(Component data from apps and pages)
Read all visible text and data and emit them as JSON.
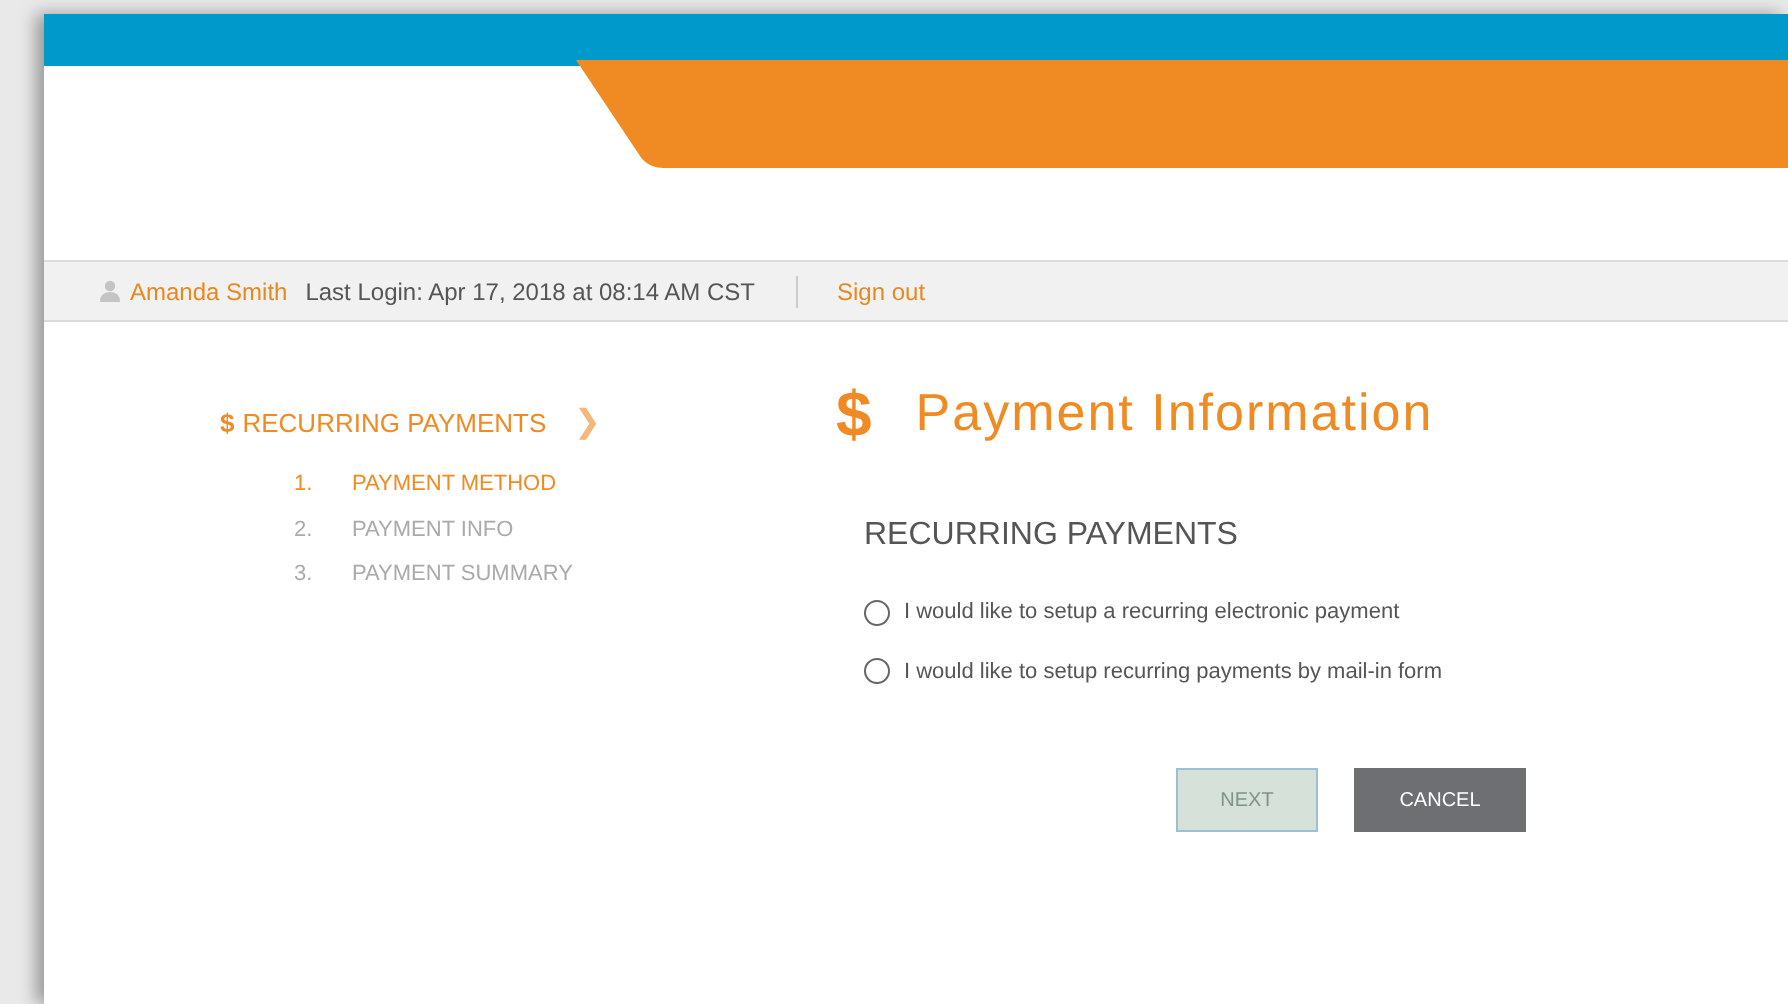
{
  "user_bar": {
    "user_name": "Amanda Smith",
    "last_login": "Last Login: Apr 17, 2018 at 08:14 AM CST",
    "sign_out": "Sign out"
  },
  "sidebar": {
    "icon": "$",
    "title": "RECURRING PAYMENTS",
    "arrow": "❯",
    "steps": [
      {
        "number": "1.",
        "label": "PAYMENT METHOD",
        "selected": true
      },
      {
        "number": "2.",
        "label": "PAYMENT INFO",
        "selected": false
      },
      {
        "number": "3.",
        "label": "PAYMENT SUMMARY",
        "selected": false
      }
    ]
  },
  "main": {
    "icon": "$",
    "title": "Payment Information",
    "section_title": "RECURRING PAYMENTS",
    "options": [
      {
        "label": "I would like to setup a recurring electronic payment",
        "selected": false
      },
      {
        "label": "I would like to setup recurring payments by mail-in form",
        "selected": false
      }
    ],
    "buttons": [
      {
        "label": "NEXT",
        "kind": "primary",
        "disabled": true
      },
      {
        "label": "CANCEL",
        "kind": "secondary",
        "disabled": false
      }
    ]
  }
}
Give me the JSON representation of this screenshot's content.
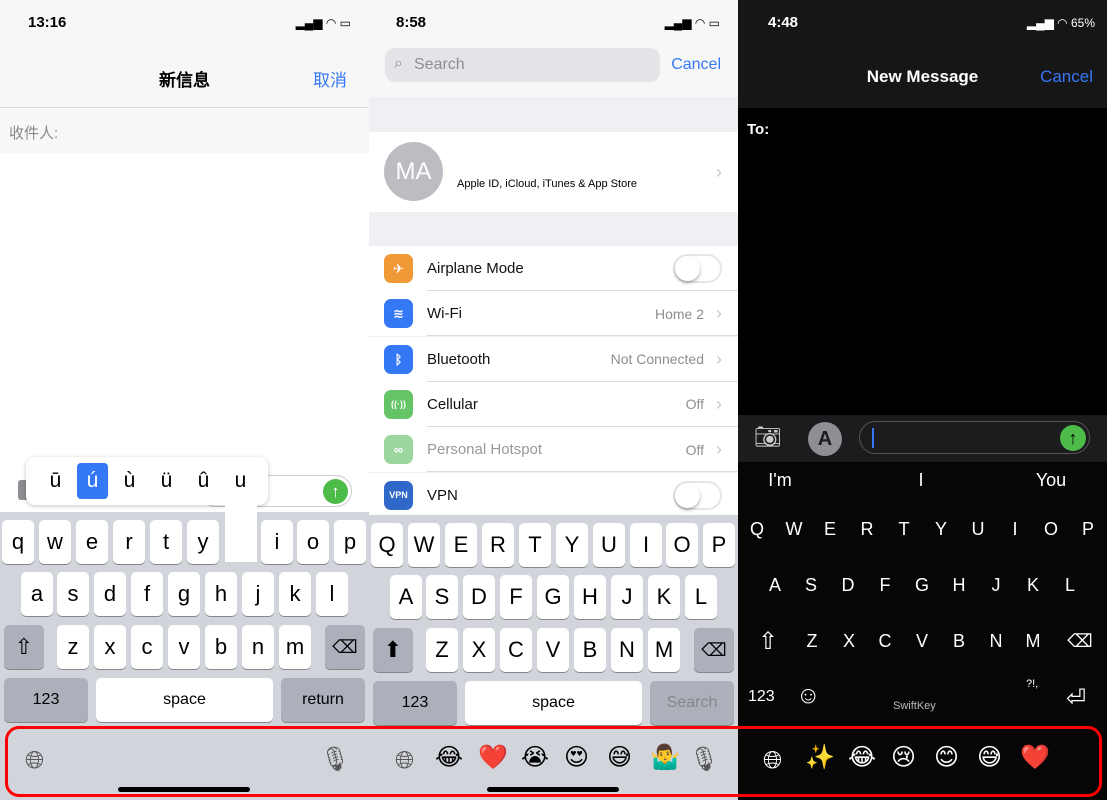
{
  "panel1": {
    "status_time": "13:16",
    "title": "新信息",
    "cancel": "取消",
    "to_label": "收件人:",
    "accent_popup": [
      "ū",
      "ú",
      "ù",
      "ü",
      "û",
      "u"
    ],
    "accent_selected": 1,
    "rows": [
      [
        "q",
        "w",
        "e",
        "r",
        "t",
        "y",
        "",
        "i",
        "o",
        "p"
      ],
      [
        "a",
        "s",
        "d",
        "f",
        "g",
        "h",
        "j",
        "k",
        "l"
      ],
      [
        "z",
        "x",
        "c",
        "v",
        "b",
        "n",
        "m"
      ]
    ],
    "num_key": "123",
    "space": "space",
    "return": "return",
    "icons": {
      "globe": "globe-icon",
      "mic": "microphone-icon"
    }
  },
  "panel2": {
    "status_time": "8:58",
    "search_placeholder": "Search",
    "cancel": "Cancel",
    "avatar_initials": "MA",
    "apple_id": "Apple ID, iCloud, iTunes & App Store",
    "settings": [
      {
        "label": "Airplane Mode",
        "value": "",
        "toggle": true,
        "color": "#f09a37",
        "icon": "✈"
      },
      {
        "label": "Wi-Fi",
        "value": "Home 2",
        "color": "#3478f6",
        "icon": "≋"
      },
      {
        "label": "Bluetooth",
        "value": "Not Connected",
        "color": "#3478f6",
        "icon": "ᛒ"
      },
      {
        "label": "Cellular",
        "value": "Off",
        "color": "#65c466",
        "icon": "((·))"
      },
      {
        "label": "Personal Hotspot",
        "value": "Off",
        "color": "#9bd69c",
        "icon": "∞",
        "dim": true
      },
      {
        "label": "VPN",
        "value": "",
        "toggle": true,
        "color": "#3068c9",
        "icon": "VPN"
      }
    ],
    "rows": [
      [
        "Q",
        "W",
        "E",
        "R",
        "T",
        "Y",
        "U",
        "I",
        "O",
        "P"
      ],
      [
        "A",
        "S",
        "D",
        "F",
        "G",
        "H",
        "J",
        "K",
        "L"
      ],
      [
        "Z",
        "X",
        "C",
        "V",
        "B",
        "N",
        "M"
      ]
    ],
    "num_key": "123",
    "space": "space",
    "search_key": "Search",
    "emoji_bar": [
      "😂",
      "❤️",
      "😭",
      "😍",
      "😅",
      "🤷‍♂️"
    ]
  },
  "panel3": {
    "status_time": "4:48",
    "battery": "65%",
    "title": "New Message",
    "cancel": "Cancel",
    "to_label": "To:",
    "suggestions": [
      "I'm",
      "I",
      "You"
    ],
    "rows": [
      [
        "Q",
        "W",
        "E",
        "R",
        "T",
        "Y",
        "U",
        "I",
        "O",
        "P"
      ],
      [
        "A",
        "S",
        "D",
        "F",
        "G",
        "H",
        "J",
        "K",
        "L"
      ],
      [
        "Z",
        "X",
        "C",
        "V",
        "B",
        "N",
        "M"
      ]
    ],
    "num_key": "123",
    "punct_key": "?!,",
    "brand": "SwiftKey",
    "emoji_bar": [
      "✨",
      "😂",
      "😢",
      "😊",
      "😅",
      "❤️"
    ]
  },
  "colors": {
    "accent": "#3478f6",
    "send": "#4cbb47",
    "highlight": "#ff0000"
  }
}
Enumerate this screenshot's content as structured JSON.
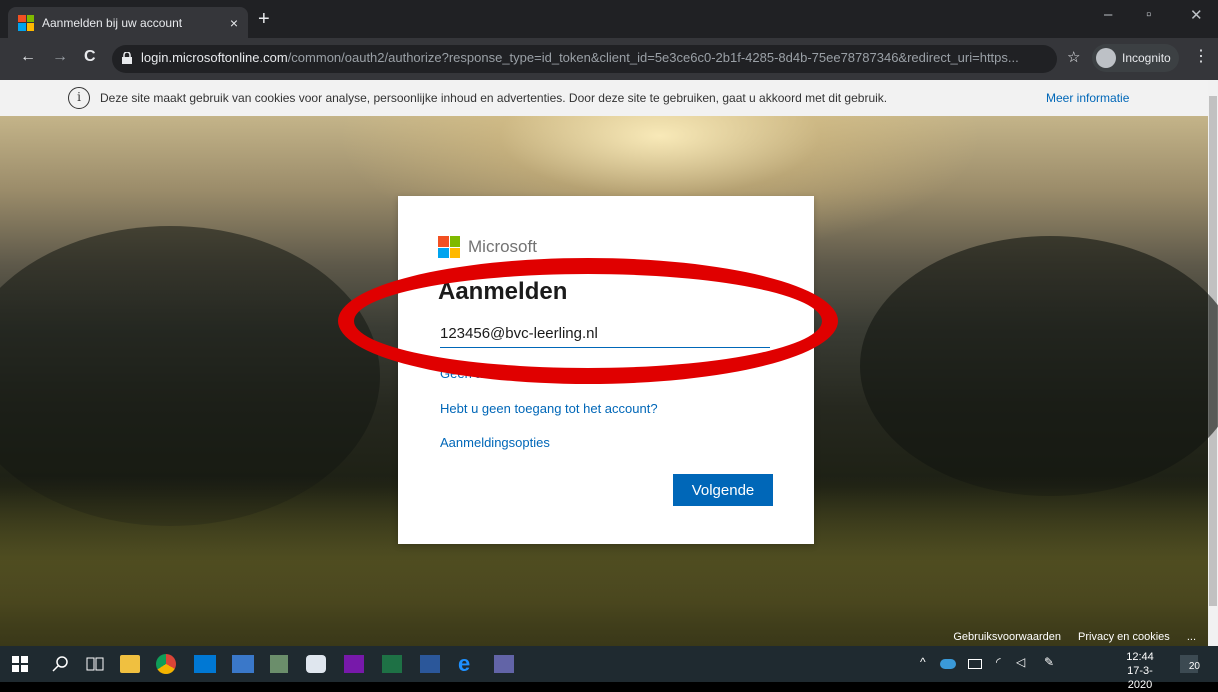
{
  "browser": {
    "tab_title": "Aanmelden bij uw account",
    "tab_close": "×",
    "new_tab": "+",
    "back": "←",
    "forward": "→",
    "reload": "C",
    "url_host": "login.microsoftonline.com",
    "url_path": "/common/oauth2/authorize?response_type=id_token&client_id=5e3ce6c0-2b1f-4285-8d4b-75ee78787346&redirect_uri=https...",
    "star": "☆",
    "incognito_label": "Incognito",
    "menu": "⋮",
    "minimize": "–",
    "restore": "▫",
    "close": "✕"
  },
  "cookie_banner": {
    "icon": "i",
    "text": "Deze site maakt gebruik van cookies voor analyse, persoonlijke inhoud en advertenties. Door deze site te gebruiken, gaat u akkoord met dit gebruik.",
    "more_link": "Meer informatie"
  },
  "login": {
    "logo_text": "Microsoft",
    "title": "Aanmelden",
    "email_value": "123456@bvc-leerling.nl",
    "no_account_link": "Geen account? Maak er een!",
    "no_access_link": "Hebt u geen toegang tot het account?",
    "options_link": "Aanmeldingsopties",
    "next_button": "Volgende"
  },
  "footer": {
    "terms": "Gebruiksvoorwaarden",
    "privacy": "Privacy en cookies",
    "more": "..."
  },
  "taskbar": {
    "time": "12:44",
    "date": "17-3-2020",
    "notification_count": "20"
  },
  "colors": {
    "accent": "#0067b8",
    "annotation": "#e00000"
  }
}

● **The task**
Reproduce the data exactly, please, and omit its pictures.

● **Result**
Read all visible text and data and emit them as JSON.
{
  "user_bar": {
    "user_name": "Amanda Smith",
    "last_login": "Last Login: Apr 17, 2018 at 08:14 AM CST",
    "sign_out": "Sign out"
  },
  "sidebar": {
    "icon": "$",
    "title": "RECURRING PAYMENTS",
    "arrow": "❯",
    "steps": [
      {
        "number": "1.",
        "label": "PAYMENT METHOD",
        "selected": true
      },
      {
        "number": "2.",
        "label": "PAYMENT INFO",
        "selected": false
      },
      {
        "number": "3.",
        "label": "PAYMENT SUMMARY",
        "selected": false
      }
    ]
  },
  "main": {
    "icon": "$",
    "title": "Payment Information",
    "section_title": "RECURRING PAYMENTS",
    "options": [
      {
        "label": "I would like to setup a recurring electronic payment",
        "selected": false
      },
      {
        "label": "I would like to setup recurring payments by mail-in form",
        "selected": false
      }
    ],
    "buttons": [
      {
        "label": "NEXT",
        "kind": "primary",
        "disabled": true
      },
      {
        "label": "CANCEL",
        "kind": "secondary",
        "disabled": false
      }
    ]
  }
}
Give me the JSON representation of this screenshot's content.
{
  "panel1": {
    "status_time": "13:16",
    "title": "新信息",
    "cancel": "取消",
    "to_label": "收件人:",
    "accent_popup": [
      "ū",
      "ú",
      "ù",
      "ü",
      "û",
      "u"
    ],
    "accent_selected": 1,
    "rows": [
      [
        "q",
        "w",
        "e",
        "r",
        "t",
        "y",
        "",
        "i",
        "o",
        "p"
      ],
      [
        "a",
        "s",
        "d",
        "f",
        "g",
        "h",
        "j",
        "k",
        "l"
      ],
      [
        "z",
        "x",
        "c",
        "v",
        "b",
        "n",
        "m"
      ]
    ],
    "num_key": "123",
    "space": "space",
    "return": "return",
    "icons": {
      "globe": "globe-icon",
      "mic": "microphone-icon"
    }
  },
  "panel2": {
    "status_time": "8:58",
    "search_placeholder": "Search",
    "cancel": "Cancel",
    "avatar_initials": "MA",
    "apple_id": "Apple ID, iCloud, iTunes & App Store",
    "settings": [
      {
        "label": "Airplane Mode",
        "value": "",
        "toggle": true,
        "color": "#f09a37",
        "icon": "✈"
      },
      {
        "label": "Wi-Fi",
        "value": "Home 2",
        "color": "#3478f6",
        "icon": "≋"
      },
      {
        "label": "Bluetooth",
        "value": "Not Connected",
        "color": "#3478f6",
        "icon": "ᛒ"
      },
      {
        "label": "Cellular",
        "value": "Off",
        "color": "#65c466",
        "icon": "((·))"
      },
      {
        "label": "Personal Hotspot",
        "value": "Off",
        "color": "#9bd69c",
        "icon": "∞",
        "dim": true
      },
      {
        "label": "VPN",
        "value": "",
        "toggle": true,
        "color": "#3068c9",
        "icon": "VPN"
      }
    ],
    "rows": [
      [
        "Q",
        "W",
        "E",
        "R",
        "T",
        "Y",
        "U",
        "I",
        "O",
        "P"
      ],
      [
        "A",
        "S",
        "D",
        "F",
        "G",
        "H",
        "J",
        "K",
        "L"
      ],
      [
        "Z",
        "X",
        "C",
        "V",
        "B",
        "N",
        "M"
      ]
    ],
    "num_key": "123",
    "space": "space",
    "search_key": "Search",
    "emoji_bar": [
      "😂",
      "❤️",
      "😭",
      "😍",
      "😅",
      "🤷‍♂️"
    ]
  },
  "panel3": {
    "status_time": "4:48",
    "battery": "65%",
    "title": "New Message",
    "cancel": "Cancel",
    "to_label": "To:",
    "suggestions": [
      "I'm",
      "I",
      "You"
    ],
    "rows": [
      [
        "Q",
        "W",
        "E",
        "R",
        "T",
        "Y",
        "U",
        "I",
        "O",
        "P"
      ],
      [
        "A",
        "S",
        "D",
        "F",
        "G",
        "H",
        "J",
        "K",
        "L"
      ],
      [
        "Z",
        "X",
        "C",
        "V",
        "B",
        "N",
        "M"
      ]
    ],
    "num_key": "123",
    "punct_key": "?!,",
    "brand": "SwiftKey",
    "emoji_bar": [
      "✨",
      "😂",
      "😢",
      "😊",
      "😅",
      "❤️"
    ]
  },
  "colors": {
    "accent": "#3478f6",
    "send": "#4cbb47",
    "highlight": "#ff0000"
  }
}
Enumerate this screenshot's content as structured JSON.
{
  "browser": {
    "tab_title": "Aanmelden bij uw account",
    "tab_close": "×",
    "new_tab": "+",
    "back": "←",
    "forward": "→",
    "reload": "C",
    "url_host": "login.microsoftonline.com",
    "url_path": "/common/oauth2/authorize?response_type=id_token&client_id=5e3ce6c0-2b1f-4285-8d4b-75ee78787346&redirect_uri=https...",
    "star": "☆",
    "incognito_label": "Incognito",
    "menu": "⋮",
    "minimize": "–",
    "restore": "▫",
    "close": "✕"
  },
  "cookie_banner": {
    "icon": "i",
    "text": "Deze site maakt gebruik van cookies voor analyse, persoonlijke inhoud en advertenties. Door deze site te gebruiken, gaat u akkoord met dit gebruik.",
    "more_link": "Meer informatie"
  },
  "login": {
    "logo_text": "Microsoft",
    "title": "Aanmelden",
    "email_value": "123456@bvc-leerling.nl",
    "no_account_link": "Geen account? Maak er een!",
    "no_access_link": "Hebt u geen toegang tot het account?",
    "options_link": "Aanmeldingsopties",
    "next_button": "Volgende"
  },
  "footer": {
    "terms": "Gebruiksvoorwaarden",
    "privacy": "Privacy en cookies",
    "more": "..."
  },
  "taskbar": {
    "time": "12:44",
    "date": "17-3-2020",
    "notification_count": "20"
  },
  "colors": {
    "accent": "#0067b8",
    "annotation": "#e00000"
  }
}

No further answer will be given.